Data excerpts:
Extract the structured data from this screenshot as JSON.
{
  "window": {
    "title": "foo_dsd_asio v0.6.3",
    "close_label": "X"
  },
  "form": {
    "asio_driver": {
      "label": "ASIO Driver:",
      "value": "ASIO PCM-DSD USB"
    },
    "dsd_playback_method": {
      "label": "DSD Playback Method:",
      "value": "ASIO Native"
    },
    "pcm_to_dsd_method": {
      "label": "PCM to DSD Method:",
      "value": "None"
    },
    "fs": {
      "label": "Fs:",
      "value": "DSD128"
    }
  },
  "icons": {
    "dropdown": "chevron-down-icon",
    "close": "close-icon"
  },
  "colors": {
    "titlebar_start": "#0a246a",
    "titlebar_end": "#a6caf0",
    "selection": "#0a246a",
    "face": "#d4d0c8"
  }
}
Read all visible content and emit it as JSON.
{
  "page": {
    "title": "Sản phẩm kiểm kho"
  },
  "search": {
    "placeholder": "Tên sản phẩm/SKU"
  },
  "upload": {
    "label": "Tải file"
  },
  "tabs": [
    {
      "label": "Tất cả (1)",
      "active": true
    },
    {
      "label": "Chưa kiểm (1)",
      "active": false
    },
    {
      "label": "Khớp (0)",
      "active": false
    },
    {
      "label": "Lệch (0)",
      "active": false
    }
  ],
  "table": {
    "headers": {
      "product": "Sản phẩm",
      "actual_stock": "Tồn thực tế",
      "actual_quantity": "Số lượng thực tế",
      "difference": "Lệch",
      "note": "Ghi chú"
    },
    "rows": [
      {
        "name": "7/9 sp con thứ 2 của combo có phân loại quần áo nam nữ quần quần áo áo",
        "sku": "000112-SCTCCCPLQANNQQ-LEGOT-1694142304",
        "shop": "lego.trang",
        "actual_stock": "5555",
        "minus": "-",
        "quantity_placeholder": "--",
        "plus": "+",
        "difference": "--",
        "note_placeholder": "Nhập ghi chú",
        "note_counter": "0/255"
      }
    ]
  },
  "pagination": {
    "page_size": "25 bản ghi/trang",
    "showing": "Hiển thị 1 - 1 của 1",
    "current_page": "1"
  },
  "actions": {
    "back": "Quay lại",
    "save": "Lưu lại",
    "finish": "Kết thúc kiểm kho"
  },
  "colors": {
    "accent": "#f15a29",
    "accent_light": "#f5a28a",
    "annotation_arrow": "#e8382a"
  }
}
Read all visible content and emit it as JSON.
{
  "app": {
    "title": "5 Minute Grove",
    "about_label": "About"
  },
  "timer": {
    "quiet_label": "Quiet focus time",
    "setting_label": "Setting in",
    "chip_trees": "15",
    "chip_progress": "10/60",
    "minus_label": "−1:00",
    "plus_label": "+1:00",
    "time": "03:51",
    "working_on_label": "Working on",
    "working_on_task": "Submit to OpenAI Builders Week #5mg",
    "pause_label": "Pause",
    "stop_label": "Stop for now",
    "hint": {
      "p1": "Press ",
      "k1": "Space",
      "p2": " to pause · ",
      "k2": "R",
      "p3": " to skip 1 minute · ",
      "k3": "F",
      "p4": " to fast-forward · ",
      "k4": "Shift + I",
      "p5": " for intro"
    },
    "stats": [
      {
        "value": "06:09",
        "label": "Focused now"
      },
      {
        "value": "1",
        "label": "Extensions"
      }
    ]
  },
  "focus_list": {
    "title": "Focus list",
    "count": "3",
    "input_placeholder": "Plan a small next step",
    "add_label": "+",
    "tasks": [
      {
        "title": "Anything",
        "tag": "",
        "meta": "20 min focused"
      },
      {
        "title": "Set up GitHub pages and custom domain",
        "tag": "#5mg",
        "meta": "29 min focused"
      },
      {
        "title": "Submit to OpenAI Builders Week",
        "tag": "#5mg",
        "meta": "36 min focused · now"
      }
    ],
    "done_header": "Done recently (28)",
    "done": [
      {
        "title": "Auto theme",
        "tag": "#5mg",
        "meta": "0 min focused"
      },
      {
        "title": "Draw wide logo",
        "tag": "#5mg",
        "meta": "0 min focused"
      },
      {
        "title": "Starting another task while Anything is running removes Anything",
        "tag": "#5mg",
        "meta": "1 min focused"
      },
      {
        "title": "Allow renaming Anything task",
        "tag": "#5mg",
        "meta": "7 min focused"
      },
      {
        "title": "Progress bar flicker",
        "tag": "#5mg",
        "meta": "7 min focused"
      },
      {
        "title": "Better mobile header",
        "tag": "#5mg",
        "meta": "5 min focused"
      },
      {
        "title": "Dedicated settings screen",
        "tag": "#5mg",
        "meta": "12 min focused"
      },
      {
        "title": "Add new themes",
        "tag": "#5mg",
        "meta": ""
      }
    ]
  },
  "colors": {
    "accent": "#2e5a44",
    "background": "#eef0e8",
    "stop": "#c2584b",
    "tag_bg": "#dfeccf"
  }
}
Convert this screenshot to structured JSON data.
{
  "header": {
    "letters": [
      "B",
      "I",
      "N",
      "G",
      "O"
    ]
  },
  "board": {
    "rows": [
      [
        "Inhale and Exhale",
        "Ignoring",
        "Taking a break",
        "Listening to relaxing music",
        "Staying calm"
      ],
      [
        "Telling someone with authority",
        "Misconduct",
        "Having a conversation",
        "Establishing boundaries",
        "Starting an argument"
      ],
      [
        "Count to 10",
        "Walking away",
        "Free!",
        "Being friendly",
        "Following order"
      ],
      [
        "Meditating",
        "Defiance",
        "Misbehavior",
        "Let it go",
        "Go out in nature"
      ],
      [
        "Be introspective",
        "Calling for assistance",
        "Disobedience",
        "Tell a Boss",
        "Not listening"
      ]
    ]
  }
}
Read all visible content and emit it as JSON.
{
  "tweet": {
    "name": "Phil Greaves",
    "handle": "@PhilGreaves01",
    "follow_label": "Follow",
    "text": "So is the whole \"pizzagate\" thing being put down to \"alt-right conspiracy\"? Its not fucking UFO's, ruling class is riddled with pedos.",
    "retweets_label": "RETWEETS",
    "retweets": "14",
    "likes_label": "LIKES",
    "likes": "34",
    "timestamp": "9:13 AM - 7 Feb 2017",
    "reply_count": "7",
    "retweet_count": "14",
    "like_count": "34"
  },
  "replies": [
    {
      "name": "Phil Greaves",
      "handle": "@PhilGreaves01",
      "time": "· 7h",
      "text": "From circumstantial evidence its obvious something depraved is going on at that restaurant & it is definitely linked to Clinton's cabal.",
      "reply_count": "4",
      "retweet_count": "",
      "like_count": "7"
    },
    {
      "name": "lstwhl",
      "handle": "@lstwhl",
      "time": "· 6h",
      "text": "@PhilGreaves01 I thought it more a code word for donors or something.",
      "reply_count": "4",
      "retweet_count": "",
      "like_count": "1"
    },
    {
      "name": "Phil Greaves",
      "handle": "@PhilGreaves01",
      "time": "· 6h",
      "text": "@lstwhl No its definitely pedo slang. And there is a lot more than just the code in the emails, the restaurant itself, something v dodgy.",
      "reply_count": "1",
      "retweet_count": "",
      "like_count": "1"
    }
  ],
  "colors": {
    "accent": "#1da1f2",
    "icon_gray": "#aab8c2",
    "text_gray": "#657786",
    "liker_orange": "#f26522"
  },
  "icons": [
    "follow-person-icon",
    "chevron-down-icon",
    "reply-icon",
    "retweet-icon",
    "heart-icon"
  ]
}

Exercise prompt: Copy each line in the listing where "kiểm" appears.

Answer to this exercise:
    "title": "Sản phẩm kiểm kho"
      "label": "Chưa kiểm (1)",
    "finish": "Kết thúc kiểm kho"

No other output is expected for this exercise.